* [WHAT THE TASK ASKS]:
How many lines in this data contain the string "zoom"? Reply with the number only.

* [RECORDS]:
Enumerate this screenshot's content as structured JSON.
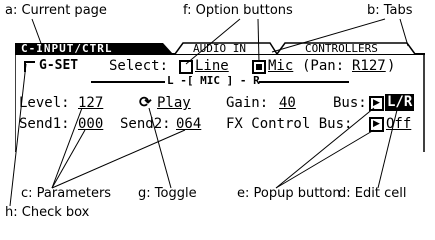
{
  "annotations": {
    "current_page": "a: Current page",
    "option_buttons": "f: Option buttons",
    "tabs": "b: Tabs",
    "parameters": "c: Parameters",
    "toggle": "g: Toggle",
    "popup_button": "e: Popup button",
    "edit_cell": "d: Edit cell",
    "check_box": "h: Check box"
  },
  "screen": {
    "page_title": "C-INPUT/CTRL",
    "tabs": [
      "AUDIO IN",
      "CONTROLLERS"
    ],
    "g_set_label": "G-SET",
    "select_label": "Select:",
    "options": [
      {
        "label": "Line",
        "selected": false
      },
      {
        "label": "Mic",
        "selected": true
      }
    ],
    "pan_label": "(Pan:",
    "pan_value": "R127",
    "pan_close": ")",
    "meter_label": "L -[ MIC ] - R",
    "level_label": "Level:",
    "level_value": "127",
    "play_label": "Play",
    "gain_label": "Gain:",
    "gain_value": "40",
    "bus_label": "Bus:",
    "bus_value": "L/R",
    "send1_label": "Send1:",
    "send1_value": "000",
    "send2_label": "Send2:",
    "send2_value": "064",
    "fx_label": "FX Control Bus:",
    "fx_value": "Off"
  }
}
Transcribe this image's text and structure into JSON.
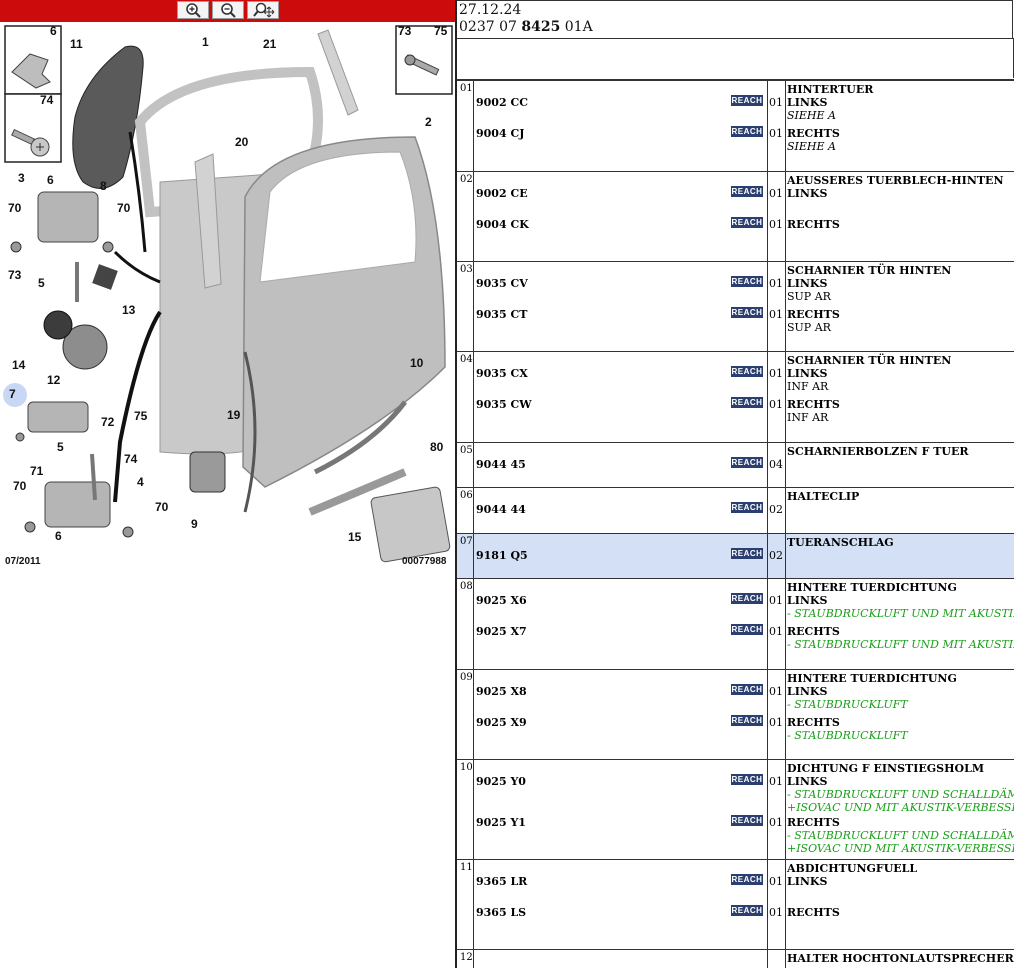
{
  "toolbar": {
    "zoom_in_icon": "zoom-in-icon",
    "zoom_out_icon": "zoom-out-icon",
    "zoom_fit_icon": "zoom-move-icon",
    "color": "#cc0c0c"
  },
  "diagram": {
    "callouts": [
      "6",
      "11",
      "1",
      "21",
      "73",
      "75",
      "74",
      "20",
      "2",
      "3",
      "6",
      "8",
      "70",
      "70",
      "5",
      "73",
      "13",
      "14",
      "12",
      "7",
      "72",
      "10",
      "75",
      "19",
      "5",
      "71",
      "74",
      "4",
      "80",
      "70",
      "70",
      "9",
      "6",
      "15"
    ],
    "date_label": "07/2011",
    "ref_label": "00077988"
  },
  "header": {
    "date": "27.12.24",
    "ref_prefix": "0237 07 ",
    "ref_bold": "8425",
    "ref_suffix": " 01A"
  },
  "reach_label": "REACH",
  "rows": [
    {
      "idx": "01",
      "title": "HINTERTUER",
      "selected": false,
      "height": 91,
      "items": [
        {
          "pn": "9002 CC",
          "qty": "01",
          "side": "LINKS",
          "notes": [
            {
              "t": "SIEHE A",
              "s": "it"
            }
          ]
        },
        {
          "pn": "9004 CJ",
          "qty": "01",
          "side": "RECHTS",
          "notes": [
            {
              "t": "SIEHE A",
              "s": "it"
            }
          ]
        }
      ]
    },
    {
      "idx": "02",
      "title": "AEUSSERES TUERBLECH-HINTEN",
      "selected": false,
      "height": 90,
      "items": [
        {
          "pn": "9002 CE",
          "qty": "01",
          "side": "LINKS",
          "notes": []
        },
        {
          "pn": "9004 CK",
          "qty": "01",
          "side": "RECHTS",
          "notes": []
        }
      ]
    },
    {
      "idx": "03",
      "title": "SCHARNIER TÜR HINTEN",
      "selected": false,
      "height": 90,
      "items": [
        {
          "pn": "9035 CV",
          "qty": "01",
          "side": "LINKS",
          "notes": [
            {
              "t": "SUP AR",
              "s": "n"
            }
          ]
        },
        {
          "pn": "9035 CT",
          "qty": "01",
          "side": "RECHTS",
          "notes": [
            {
              "t": "SUP AR",
              "s": "n"
            }
          ]
        }
      ]
    },
    {
      "idx": "04",
      "title": "SCHARNIER TÜR HINTEN",
      "selected": false,
      "height": 91,
      "items": [
        {
          "pn": "9035 CX",
          "qty": "01",
          "side": "LINKS",
          "notes": [
            {
              "t": "INF AR",
              "s": "n"
            }
          ]
        },
        {
          "pn": "9035 CW",
          "qty": "01",
          "side": "RECHTS",
          "notes": [
            {
              "t": "INF AR",
              "s": "n"
            }
          ]
        }
      ]
    },
    {
      "idx": "05",
      "title": "SCHARNIERBOLZEN F TUER",
      "selected": false,
      "height": 45,
      "items": [
        {
          "pn": "9044 45",
          "qty": "04",
          "side": "",
          "notes": []
        }
      ]
    },
    {
      "idx": "06",
      "title": "HALTECLIP",
      "selected": false,
      "height": 46,
      "items": [
        {
          "pn": "9044 44",
          "qty": "02",
          "side": "",
          "notes": []
        }
      ]
    },
    {
      "idx": "07",
      "title": "TUERANSCHLAG",
      "selected": true,
      "height": 45,
      "items": [
        {
          "pn": "9181 Q5",
          "qty": "02",
          "side": "",
          "notes": []
        }
      ]
    },
    {
      "idx": "08",
      "title": "HINTERE TUERDICHTUNG",
      "selected": false,
      "height": 91,
      "items": [
        {
          "pn": "9025 X6",
          "qty": "01",
          "side": "LINKS",
          "notes": [
            {
              "t": "- STAUBDRUCKLUFT UND MIT AKUSTIK-VERBESSERUNG",
              "s": "g"
            }
          ]
        },
        {
          "pn": "9025 X7",
          "qty": "01",
          "side": "RECHTS",
          "notes": [
            {
              "t": "- STAUBDRUCKLUFT UND MIT AKUSTIK-VERBESSERUNG",
              "s": "g"
            }
          ]
        }
      ]
    },
    {
      "idx": "09",
      "title": "HINTERE TUERDICHTUNG",
      "selected": false,
      "height": 90,
      "items": [
        {
          "pn": "9025 X8",
          "qty": "01",
          "side": "LINKS",
          "notes": [
            {
              "t": "- STAUBDRUCKLUFT",
              "s": "g"
            }
          ]
        },
        {
          "pn": "9025 X9",
          "qty": "01",
          "side": "RECHTS",
          "notes": [
            {
              "t": "- STAUBDRUCKLUFT",
              "s": "g"
            }
          ]
        }
      ]
    },
    {
      "idx": "10",
      "title": "DICHTUNG F EINSTIEGSHOLM",
      "selected": false,
      "height": 100,
      "items": [
        {
          "pn": "9025 Y0",
          "qty": "01",
          "side": "LINKS",
          "notes": [
            {
              "t": "- STAUBDRUCKLUFT UND SCHALLDÄMMUNG UND",
              "s": "g"
            },
            {
              "t": "+ISOVAC UND MIT AKUSTIK-VERBESSERUNG",
              "s": "g"
            }
          ]
        },
        {
          "pn": "9025 Y1",
          "qty": "01",
          "side": "RECHTS",
          "notes": [
            {
              "t": "- STAUBDRUCKLUFT UND SCHALLDÄMMUNG UND",
              "s": "g"
            },
            {
              "t": "+ISOVAC UND MIT AKUSTIK-VERBESSERUNG",
              "s": "g"
            }
          ]
        }
      ]
    },
    {
      "idx": "11",
      "title": "ABDICHTUNGFUELL",
      "selected": false,
      "height": 90,
      "items": [
        {
          "pn": "9365 LR",
          "qty": "01",
          "side": "LINKS",
          "notes": []
        },
        {
          "pn": "9365 LS",
          "qty": "01",
          "side": "RECHTS",
          "notes": []
        }
      ]
    },
    {
      "idx": "12",
      "title": "HALTER HOCHTONLAUTSPRECHER HI",
      "selected": false,
      "height": 30,
      "items": []
    }
  ]
}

* [THE ANSWER]:
3